“You need Jesus,” God told me. “Now turnaround, go back and fetch him, spend more time with him and stop trying to take short cuts.”
Even funnier, the VERY NEXT DAY after this lightbulb blasted into my brain, the SAP took off on some remote mission. Out of range. Hmm. What a Godincidence.
No short-cuts. No outsourcing growth. God is hilariously, weirdly, oddly cool in how He times and presents such lessons. Think you can avoid hanging out with Jesus by distracting yourself by chasing down random theological answers? No. Stop the distracting, bright shiny object syndrome and get on with the work itself. And I’ll help by putting a ‘Stop, Turn Back’ across one of the short-cuts.

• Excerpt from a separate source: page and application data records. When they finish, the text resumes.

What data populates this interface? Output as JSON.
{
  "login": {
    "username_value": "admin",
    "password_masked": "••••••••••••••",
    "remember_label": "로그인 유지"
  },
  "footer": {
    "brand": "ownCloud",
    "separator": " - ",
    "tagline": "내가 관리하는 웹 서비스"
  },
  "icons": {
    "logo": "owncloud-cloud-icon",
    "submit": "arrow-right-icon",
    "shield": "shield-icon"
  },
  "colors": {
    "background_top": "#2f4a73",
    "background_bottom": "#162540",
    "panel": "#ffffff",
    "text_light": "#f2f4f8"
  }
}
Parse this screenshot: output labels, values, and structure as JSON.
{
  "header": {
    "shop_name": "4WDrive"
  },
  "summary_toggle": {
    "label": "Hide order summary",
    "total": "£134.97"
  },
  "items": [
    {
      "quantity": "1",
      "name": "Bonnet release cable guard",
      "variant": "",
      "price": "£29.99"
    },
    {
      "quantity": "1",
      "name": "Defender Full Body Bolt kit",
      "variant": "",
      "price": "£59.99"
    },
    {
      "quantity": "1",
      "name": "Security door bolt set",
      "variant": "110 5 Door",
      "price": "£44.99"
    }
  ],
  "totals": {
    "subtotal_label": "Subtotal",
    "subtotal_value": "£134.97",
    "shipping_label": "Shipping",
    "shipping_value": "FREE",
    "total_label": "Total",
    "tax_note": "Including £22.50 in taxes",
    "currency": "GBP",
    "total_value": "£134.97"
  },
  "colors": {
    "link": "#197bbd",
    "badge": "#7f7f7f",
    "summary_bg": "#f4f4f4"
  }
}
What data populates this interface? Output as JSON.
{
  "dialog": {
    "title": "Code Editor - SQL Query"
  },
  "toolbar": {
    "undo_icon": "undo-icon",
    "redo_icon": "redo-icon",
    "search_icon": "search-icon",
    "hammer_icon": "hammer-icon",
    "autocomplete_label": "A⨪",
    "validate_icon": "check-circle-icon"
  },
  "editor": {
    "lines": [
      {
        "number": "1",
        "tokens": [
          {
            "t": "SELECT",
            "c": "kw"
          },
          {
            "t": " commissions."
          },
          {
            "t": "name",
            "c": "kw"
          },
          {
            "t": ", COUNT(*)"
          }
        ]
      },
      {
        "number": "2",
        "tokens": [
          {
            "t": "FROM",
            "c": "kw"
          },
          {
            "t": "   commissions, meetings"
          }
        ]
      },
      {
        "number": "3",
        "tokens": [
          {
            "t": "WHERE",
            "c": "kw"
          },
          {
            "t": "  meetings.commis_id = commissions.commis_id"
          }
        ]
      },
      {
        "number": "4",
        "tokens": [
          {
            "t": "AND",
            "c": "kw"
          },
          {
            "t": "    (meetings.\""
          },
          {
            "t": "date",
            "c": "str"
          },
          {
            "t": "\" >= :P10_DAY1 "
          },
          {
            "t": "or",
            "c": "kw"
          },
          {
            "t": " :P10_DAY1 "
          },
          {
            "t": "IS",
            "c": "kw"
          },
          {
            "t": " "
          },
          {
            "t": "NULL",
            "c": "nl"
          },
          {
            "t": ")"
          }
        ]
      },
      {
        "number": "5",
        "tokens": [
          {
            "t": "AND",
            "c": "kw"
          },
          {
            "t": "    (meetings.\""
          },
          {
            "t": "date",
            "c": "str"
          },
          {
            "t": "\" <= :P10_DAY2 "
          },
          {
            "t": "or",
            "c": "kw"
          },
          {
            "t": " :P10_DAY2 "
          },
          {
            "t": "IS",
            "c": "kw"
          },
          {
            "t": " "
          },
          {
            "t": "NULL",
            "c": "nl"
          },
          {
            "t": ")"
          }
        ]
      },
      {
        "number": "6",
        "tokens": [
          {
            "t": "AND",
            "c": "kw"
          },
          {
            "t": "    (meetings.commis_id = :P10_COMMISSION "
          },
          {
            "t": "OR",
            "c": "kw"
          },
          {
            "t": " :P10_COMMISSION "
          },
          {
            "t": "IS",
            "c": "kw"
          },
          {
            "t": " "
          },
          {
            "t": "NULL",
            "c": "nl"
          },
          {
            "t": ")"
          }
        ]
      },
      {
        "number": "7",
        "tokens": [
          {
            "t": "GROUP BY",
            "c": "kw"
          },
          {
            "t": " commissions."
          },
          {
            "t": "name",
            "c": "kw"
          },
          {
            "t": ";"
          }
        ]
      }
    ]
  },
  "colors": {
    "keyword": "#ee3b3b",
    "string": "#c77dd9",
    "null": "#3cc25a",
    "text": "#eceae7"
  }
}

Which brings me back to growing. Sitting with Jesus during whatever what pains me and remembering he understands suffering intimately. Getting stuck into prayer yesterday and asking G, J & HS what true growth is. And the three of them, doubtless ROFL in a kind, supportive, ‘oh, she’s finally getting on with the program’ sort of way, sent me the Bible’s book of James. Which is a fairly robust epistle when you realise God is giving you some stick about growth. Forgetting Jesus, Phil? Well, try reading a letter written by his half-brother. You know, just to ram the point home.
Growth is all about persevering. No short cuts. James is like a guidebook for Christian growth. Like faith and action: dear heart, if you believe in what Jesus did, and have faith in that, then your deeds and action last week ought to have been prayer and serious bible time, not sprinting around like a scared meercat on speed.
I take some solace in my sprinting last week being part motivated to keep a poisonous tongue quiet (James 3). But the growth comes from realising that it was very ‘BC’ behaviour on my part – prayers for wisdom would have been more fruitful. Yet we all stumble in many ways. Which led me back to Jesus and his grace.
I like James’ epistle. It’s blunt and to the point beautiful. With the reminder that I will never face any circumstance that God will not use for my good and His glory. Even if it’s when I leave Jesus in the freezer section.